“I think the person who chose the [EMR] system should be shot first and then fired,” the note read. Pamela Griffith, RN, director of applications for the UC Medical Center, displayed the note at the annual conference of the Health Information and Management Systems Society in Orlando, Fla., in late February, where a lot of discussion focused on how to get physicians to use technology.

Practice Fusion expands, shows signs of rapid growth

Practice Fusion, a company that provides free online electronic health records to physicians, announced last week it will partner with Physician Services, Inc. (PSI) of California and Azalea Health Innovations, Inc. of Georgia to expand the types of services available to its clients.

According to Ryan Howard, CEO of the San Francisco-based Practice Fusion, the company is on target to be one of the fastest growing electronic medical record (EMR) vendors in the country, with close to 100 physicians signed up since the launch of the service two months ago.

Ryan attributes the growth to a special “Live in Five” process, which allows new clients to be provisioned, logged on and charting within five minutes.

“We have changed the experience of EMR selection and made the decision process and start-up much easier, and as a result we are becoming the de facto standard for small to medium sized physician practices,” Howard said.

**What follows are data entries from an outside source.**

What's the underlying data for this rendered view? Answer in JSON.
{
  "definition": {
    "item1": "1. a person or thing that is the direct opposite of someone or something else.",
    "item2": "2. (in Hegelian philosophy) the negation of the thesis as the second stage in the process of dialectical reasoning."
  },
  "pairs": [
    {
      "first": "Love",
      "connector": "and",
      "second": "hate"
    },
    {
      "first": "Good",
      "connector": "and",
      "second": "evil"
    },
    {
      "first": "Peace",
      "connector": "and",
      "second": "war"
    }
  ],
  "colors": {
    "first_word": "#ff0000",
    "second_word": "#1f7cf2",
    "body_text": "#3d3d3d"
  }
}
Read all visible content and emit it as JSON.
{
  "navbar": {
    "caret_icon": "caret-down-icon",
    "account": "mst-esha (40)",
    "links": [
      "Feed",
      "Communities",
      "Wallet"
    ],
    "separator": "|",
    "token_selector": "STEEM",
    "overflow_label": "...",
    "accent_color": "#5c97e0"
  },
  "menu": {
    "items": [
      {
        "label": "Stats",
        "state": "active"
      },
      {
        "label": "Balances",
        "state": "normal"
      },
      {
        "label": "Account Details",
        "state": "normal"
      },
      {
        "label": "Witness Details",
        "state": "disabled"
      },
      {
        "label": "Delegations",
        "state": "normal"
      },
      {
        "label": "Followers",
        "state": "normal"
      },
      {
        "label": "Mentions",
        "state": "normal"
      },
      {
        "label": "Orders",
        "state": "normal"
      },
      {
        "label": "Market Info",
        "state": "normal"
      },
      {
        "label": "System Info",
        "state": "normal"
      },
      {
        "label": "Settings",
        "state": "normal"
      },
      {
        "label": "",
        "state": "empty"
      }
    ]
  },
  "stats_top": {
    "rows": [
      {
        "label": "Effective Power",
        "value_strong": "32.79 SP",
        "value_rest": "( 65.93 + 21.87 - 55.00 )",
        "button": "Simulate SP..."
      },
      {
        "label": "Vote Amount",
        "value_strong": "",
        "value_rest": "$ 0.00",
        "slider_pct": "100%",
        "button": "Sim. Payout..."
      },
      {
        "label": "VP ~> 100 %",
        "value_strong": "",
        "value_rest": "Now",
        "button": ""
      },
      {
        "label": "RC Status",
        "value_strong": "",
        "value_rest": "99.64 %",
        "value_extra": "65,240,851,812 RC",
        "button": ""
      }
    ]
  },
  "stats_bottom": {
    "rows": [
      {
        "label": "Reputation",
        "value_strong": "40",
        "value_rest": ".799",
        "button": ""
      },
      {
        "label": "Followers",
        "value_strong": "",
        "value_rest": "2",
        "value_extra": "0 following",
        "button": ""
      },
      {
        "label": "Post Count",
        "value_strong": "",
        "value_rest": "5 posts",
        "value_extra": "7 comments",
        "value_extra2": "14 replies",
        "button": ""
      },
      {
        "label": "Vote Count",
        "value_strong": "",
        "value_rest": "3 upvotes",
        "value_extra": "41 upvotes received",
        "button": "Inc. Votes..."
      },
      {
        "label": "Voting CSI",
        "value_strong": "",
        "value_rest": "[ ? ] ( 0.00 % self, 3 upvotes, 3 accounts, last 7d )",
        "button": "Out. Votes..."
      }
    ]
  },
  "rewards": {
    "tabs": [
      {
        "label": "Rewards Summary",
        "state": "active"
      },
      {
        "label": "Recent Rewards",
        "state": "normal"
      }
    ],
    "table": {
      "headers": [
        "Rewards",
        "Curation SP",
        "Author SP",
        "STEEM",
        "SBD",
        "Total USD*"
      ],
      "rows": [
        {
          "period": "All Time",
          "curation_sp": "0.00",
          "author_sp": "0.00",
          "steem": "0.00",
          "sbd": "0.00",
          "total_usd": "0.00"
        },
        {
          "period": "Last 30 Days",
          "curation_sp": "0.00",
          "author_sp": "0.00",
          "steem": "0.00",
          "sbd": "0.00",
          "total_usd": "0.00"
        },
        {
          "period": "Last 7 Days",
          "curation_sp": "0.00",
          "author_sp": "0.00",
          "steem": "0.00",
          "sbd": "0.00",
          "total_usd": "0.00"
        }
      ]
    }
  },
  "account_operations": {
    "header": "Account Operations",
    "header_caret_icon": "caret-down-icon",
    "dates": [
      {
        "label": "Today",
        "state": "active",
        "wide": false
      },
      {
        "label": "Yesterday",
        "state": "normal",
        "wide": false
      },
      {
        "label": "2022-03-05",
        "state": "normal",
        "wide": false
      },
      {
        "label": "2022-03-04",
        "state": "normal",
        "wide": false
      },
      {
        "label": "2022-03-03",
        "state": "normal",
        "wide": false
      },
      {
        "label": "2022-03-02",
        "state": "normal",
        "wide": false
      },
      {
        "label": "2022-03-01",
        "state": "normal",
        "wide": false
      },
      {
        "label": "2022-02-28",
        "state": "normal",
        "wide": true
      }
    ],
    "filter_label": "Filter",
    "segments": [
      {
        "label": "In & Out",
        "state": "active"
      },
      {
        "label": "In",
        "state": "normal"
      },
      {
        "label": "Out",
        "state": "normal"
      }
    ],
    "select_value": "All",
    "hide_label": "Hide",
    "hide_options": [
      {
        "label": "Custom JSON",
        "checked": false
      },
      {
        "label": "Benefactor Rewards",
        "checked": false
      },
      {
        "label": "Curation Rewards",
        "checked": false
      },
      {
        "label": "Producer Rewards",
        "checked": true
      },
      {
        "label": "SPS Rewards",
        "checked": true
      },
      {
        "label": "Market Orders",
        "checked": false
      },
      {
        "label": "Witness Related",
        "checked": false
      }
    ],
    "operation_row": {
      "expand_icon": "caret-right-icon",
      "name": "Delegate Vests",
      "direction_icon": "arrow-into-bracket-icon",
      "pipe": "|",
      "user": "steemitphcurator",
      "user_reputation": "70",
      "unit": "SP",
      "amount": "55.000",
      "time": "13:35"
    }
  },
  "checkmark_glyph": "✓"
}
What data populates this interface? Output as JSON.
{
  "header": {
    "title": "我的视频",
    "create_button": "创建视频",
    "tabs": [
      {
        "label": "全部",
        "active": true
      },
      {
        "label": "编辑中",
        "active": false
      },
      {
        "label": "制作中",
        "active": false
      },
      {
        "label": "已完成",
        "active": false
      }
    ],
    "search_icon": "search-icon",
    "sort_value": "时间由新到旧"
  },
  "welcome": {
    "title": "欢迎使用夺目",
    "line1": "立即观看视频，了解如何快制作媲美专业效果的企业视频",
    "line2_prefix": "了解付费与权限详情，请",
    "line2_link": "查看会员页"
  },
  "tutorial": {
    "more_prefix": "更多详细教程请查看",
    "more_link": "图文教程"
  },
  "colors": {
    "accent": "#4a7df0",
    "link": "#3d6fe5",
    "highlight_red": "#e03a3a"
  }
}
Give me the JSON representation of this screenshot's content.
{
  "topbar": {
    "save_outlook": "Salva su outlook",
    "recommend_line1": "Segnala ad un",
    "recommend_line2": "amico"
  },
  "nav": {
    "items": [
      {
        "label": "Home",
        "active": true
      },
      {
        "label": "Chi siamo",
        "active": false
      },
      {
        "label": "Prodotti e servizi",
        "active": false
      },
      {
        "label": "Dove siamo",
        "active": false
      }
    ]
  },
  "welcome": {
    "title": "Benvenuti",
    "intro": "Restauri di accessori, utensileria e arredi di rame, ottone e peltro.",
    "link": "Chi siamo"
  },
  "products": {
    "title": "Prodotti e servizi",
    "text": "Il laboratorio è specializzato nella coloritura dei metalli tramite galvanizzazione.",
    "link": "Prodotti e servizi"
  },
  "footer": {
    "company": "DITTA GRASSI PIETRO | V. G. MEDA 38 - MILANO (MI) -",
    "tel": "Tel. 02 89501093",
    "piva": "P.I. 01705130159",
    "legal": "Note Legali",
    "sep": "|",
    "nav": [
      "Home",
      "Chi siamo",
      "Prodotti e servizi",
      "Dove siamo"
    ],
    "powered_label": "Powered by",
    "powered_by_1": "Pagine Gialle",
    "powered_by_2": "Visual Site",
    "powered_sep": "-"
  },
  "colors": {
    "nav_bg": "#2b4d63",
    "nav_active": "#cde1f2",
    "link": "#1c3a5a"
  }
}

Physicians benefit through low total cost of adoption, a simplified start up process and on-demand architecture that makes the whole process low-risk, he added.

{This story illustrates the most common way electronic health records systems make money: by stealing and selling YOUR data. Ryan Howard, the CEO of Practice Fusion, is quoted as saying, “Every healthcare vendor is selling data. Everyone has this data, but we’ll have more of it and it will be real-time and aggregated.” Practice Fusion subsidizes its free EMRs by selling de-identified data to insurance groups, clinical researchers and pharmaceutical companies and by placing medically relevant ads within the EMRs, Howard said. Howard clearly cares nothing for consumers’ rights to privacy. Although the information sold is supposedly “de-identifed”, it is very easy to re-identify health data, endangering consumers’ future opportunities for jobs, credit, and insurance. What is really disturbing is that the doctors who use the cheap ($50/month) Practice Fusion software apparently do not realize they too are violating their patients’ privacy rights under strong state law, common law, tort law, and medical ethics. Physicians are required to obtain informed consent before disclosing patient health information. Do these doctors ask their patients’ consent before Practice Fusion data mines and sells their health data? It seems unlikely. ~ Dr. Deborah Peel, Patient Privacy Rights}

Study Finds Gaps Between Doctors’ Standards and Actions

Physicians Think They Should Report Errors and Incompetence — but Say They Often Do Not

Physicians are among the most trusted professionals in America, but a new survey shows that when it comes to dealing with colleagues’ mistakes or incompetence, many doctors abandon the high standards they espouse.

The first-of-its-kind survey of more than 1,600 physicians, published today in the Annals of Internal Medicine, found that 45 percent said they did not always report an incompetent or impaired colleague to the appropriate authorities — even though 96 percent agreed that doctors should turn in such people.

Court: Patients can’t file federal privacy suits against doctors

Physicians still can get sued in state court. The plaintiff attorney says that’s not enough.
The first federal appeals court decision to affirm that patients cannot sue under HIPAA offers some relief for physicians. But with patients still able to bring privacy claims in state court, the ruling does little to alleviate doctors’ concerns about the possibility of lawsuits for confidentiality breaches.

Ohio clarifies doctor role in patient privacy

Doctors can defend patients’ privacy rights for them, and HIPAA doesn’t preempt a stricter state law, an Ohio appeals court decides.

Patient privilege belongs foremost to the patient. But what is a physician allowed to do to protect that privacy when he or she is whisked into a lawsuit by a court order for medical records?